I'm sorry I don't share your sentiments that a European view of sexuality is to be desired. I also don't know that UO will be a place we frequent. In-your-face vulgarity and sexuality is not exciting to me, it seems tacky and a bit pathetic, like a child acting up to get noticed. "Look, I can say 'F*ck You' without blushing! How cool am I?"

;-) I'm really not a prude, although it may sound like it here. I just don't like crudity passing as sophistication.

Carrie :-)

julieunplugged said...

Carrie, I don't think I said that a European view of sex is desireable or not. I just said that it appears we are moving that way.

I like how you put this: I just don't like crudity passing as sophistication.

Julie

Anonymous said...

You know, I caught that myself after I submitted my comment. You are right, you never said that, I made an assumption. Sorry. Assumptions are rarely kind or smart! ;-)

I do appreciate knowing beforehand what can be found in the store. I'll make sure I go in with my teens the first time. It might bring up some interesting conversations.

Carrie

dalissa said...

OK, can I say that I bought the earrings for my wedding at UO years ago? I don't think I have been there since then but it was definitely a popular store when i was in college. At the time, I thought UO was only in Philly, but who knows? It was always a cool store but being that I was in college it was not affordable... really. From the sounds of it, it may be slightly more affordable now for the college crowd. I probably would've spent more time there if it was closer to my campus. Anyhow, I don't think there was a book section back then... just clothes, jewelry, and stuff for the home or dorm room.

As for sexuality, etc., I find it interesting and scary at the same time to observe what is sexually acceptable or the norm and what is not.

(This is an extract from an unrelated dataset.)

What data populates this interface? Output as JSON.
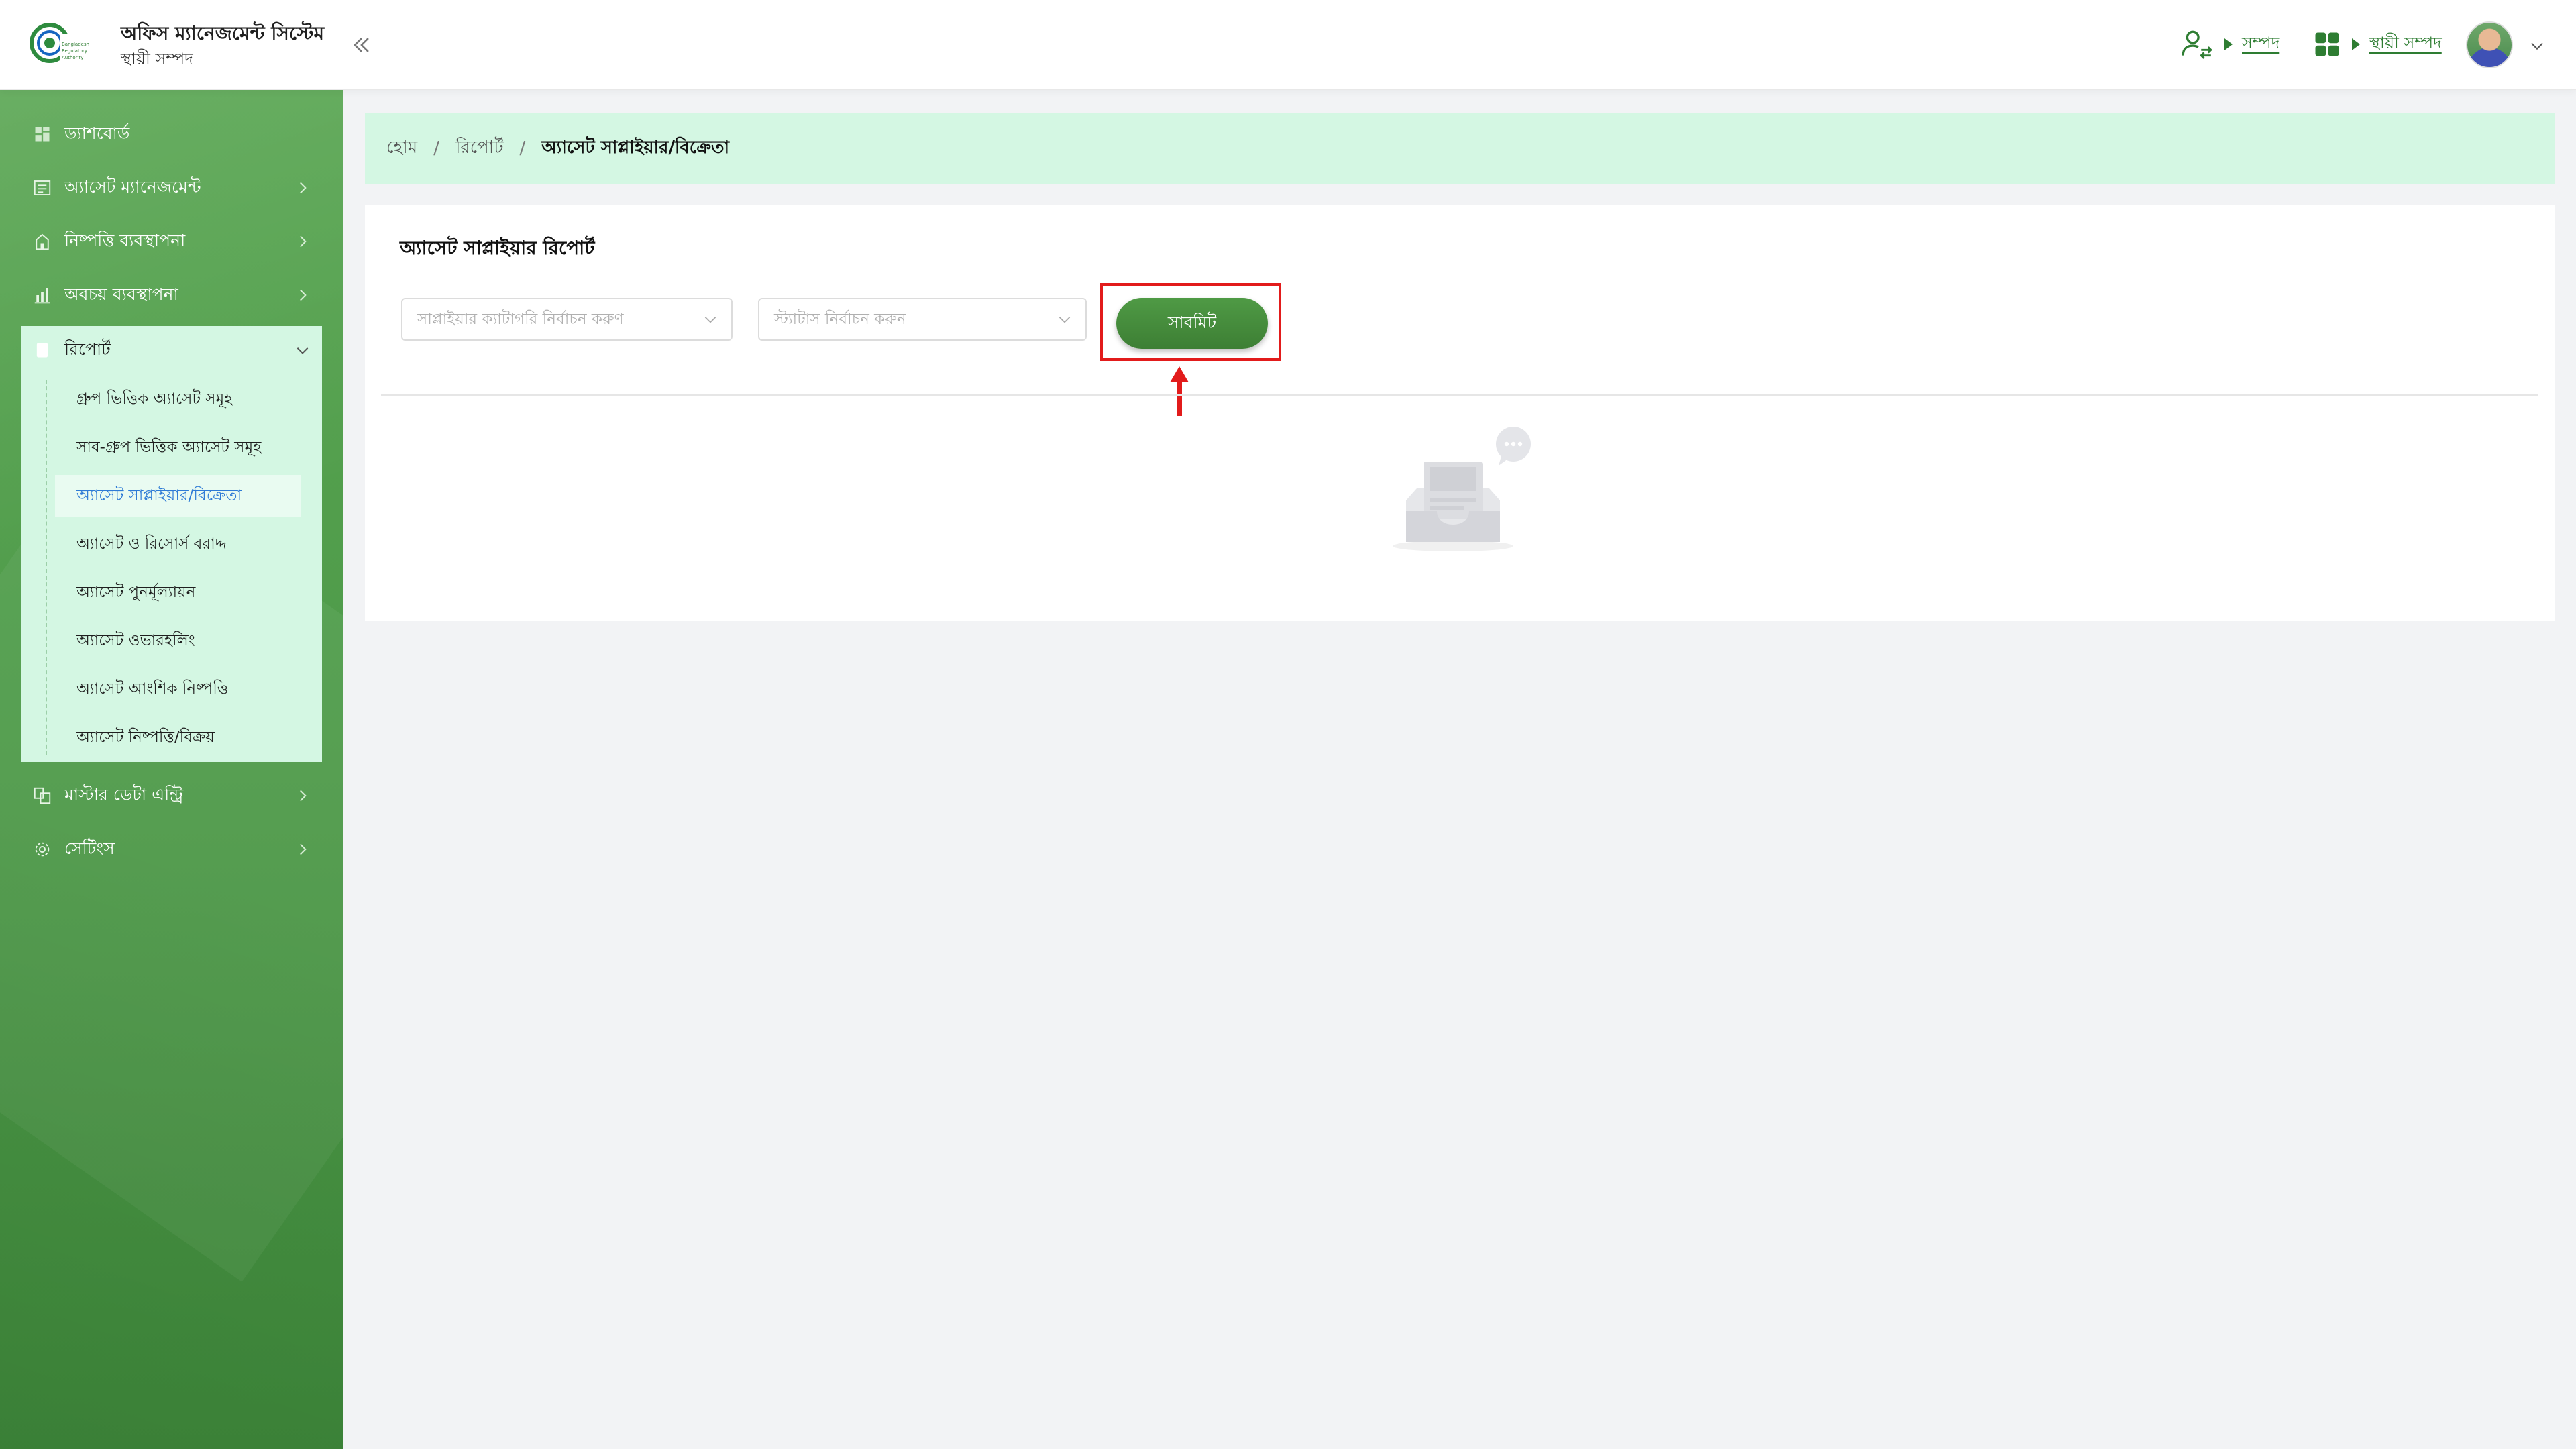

E. attended a bi/homosexual support group last year in order to show support for his bi friend. The boundaries are definitely fading.